Polydeism is a polytheistic form of Deism encompassing the belief that the universe was the collective creation of multiple Gods, each of whom created a piece of the universe and then ceased to interact with the universe. This concept addresses an apparent contradiction in Deism - that a monotheistic God created the universe, but now expresses no apparent interest in it - by supposing that if the universe is the construct of many gods, none of them would have an interest in the universe as a whole.
History of the termEdit
C. D. Broad, in a 1925 article, "The Validity of Belief in a Personal God," noted that the arguments for the existence of God only tend to prove that "a designing mind had existed in the past, not that it does exist now. It is quite compatible with this argument that God should have died long ago, or that he should have turned his attention to other parts of the Universe." Also, "there is nothing in the facts to suggest that there is only one such being."

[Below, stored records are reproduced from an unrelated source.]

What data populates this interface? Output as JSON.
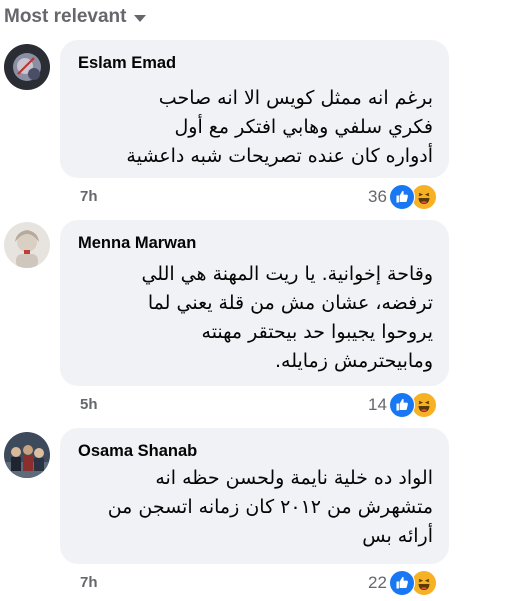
{
  "sort": {
    "label": "Most relevant",
    "icon": "chevron-down-icon"
  },
  "comments": [
    {
      "author": "Eslam Emad",
      "lines": [
        "برغم انه ممثل كويس الا انه صاحب",
        "فكري سلفي وهابي افتكر مع أول",
        "أدواره كان عنده تصريحات شبه داعشية"
      ],
      "time": "7h",
      "reaction_count": "36",
      "reactions": [
        "like-icon",
        "haha-icon"
      ]
    },
    {
      "author": "Menna Marwan",
      "lines": [
        "وقاحة إخوانية. يا ريت المهنة هي اللي",
        "ترفضه، عشان مش من قلة يعني لما",
        "يروحوا يجيبوا حد بيحتقر مهنته",
        "ومابيحترمش زمايله."
      ],
      "time": "5h",
      "reaction_count": "14",
      "reactions": [
        "like-icon",
        "haha-icon"
      ]
    },
    {
      "author": "Osama Shanab",
      "lines": [
        "الواد ده خلية نايمة ولحسن حظه انه",
        "متشهرش من ٢٠١٢ كان زمانه اتسجن من",
        "أرائه بس"
      ],
      "time": "7h",
      "reaction_count": "22",
      "reactions": [
        "like-icon",
        "haha-icon"
      ]
    }
  ],
  "colors": {
    "like": "#1877f2",
    "haha": "#f7b125",
    "bubble": "#f0f2f5",
    "secondary_text": "#65676b"
  }
}
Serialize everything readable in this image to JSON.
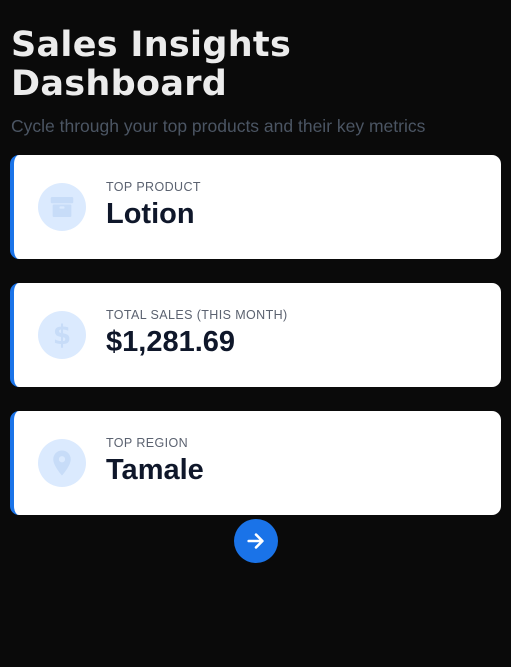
{
  "header": {
    "title_line1": "Sales Insights",
    "title_line2": "Dashboard",
    "subtitle": "Cycle through your top products and their key metrics"
  },
  "cards": [
    {
      "label": "TOP PRODUCT",
      "value": "Lotion",
      "icon": "box-icon"
    },
    {
      "label": "TOTAL SALES (THIS MONTH)",
      "value": "$1,281.69",
      "icon": "dollar-icon"
    },
    {
      "label": "TOP REGION",
      "value": "Tamale",
      "icon": "location-pin-icon"
    }
  ],
  "next_button": {
    "icon": "arrow-right-icon"
  },
  "colors": {
    "background": "#0a0a0a",
    "accent": "#1a73e8",
    "icon_circle": "#dbeafe",
    "icon_fill": "#c7dcf8"
  }
}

Broad may have derived the concept from David Hume. According to one scholar, "David Hume's criticisms of the Argument from Design include the argument that, for all we know, a committee of very powerful, but not omnipotent, divine beings could have collaborated in creating the world, but then afterwards left it alone or even ceased to exist. This would be polydeism."

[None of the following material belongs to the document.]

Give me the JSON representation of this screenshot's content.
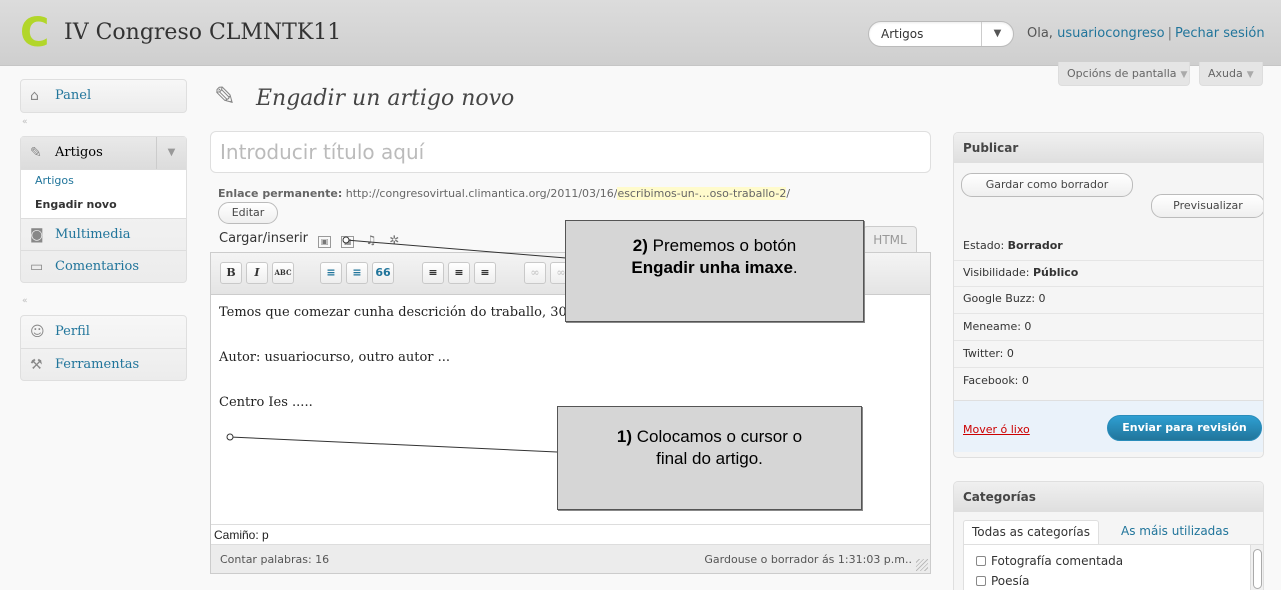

It has also been pointed out that the materialist may acknowledge superior beings without believing in a Supreme Being. Epicureanism was founded about 300 BC by Epicurus. Their world view might be called “polydeism”: there are many gods, but they are merely superhuman beings; they are remote, uninvolved in the world, posing no threat and offering no hope to human beings. Epicureans regarded traditional religion and idolatry as harmless enough as long as the gods were not feared or expected to do or say anything.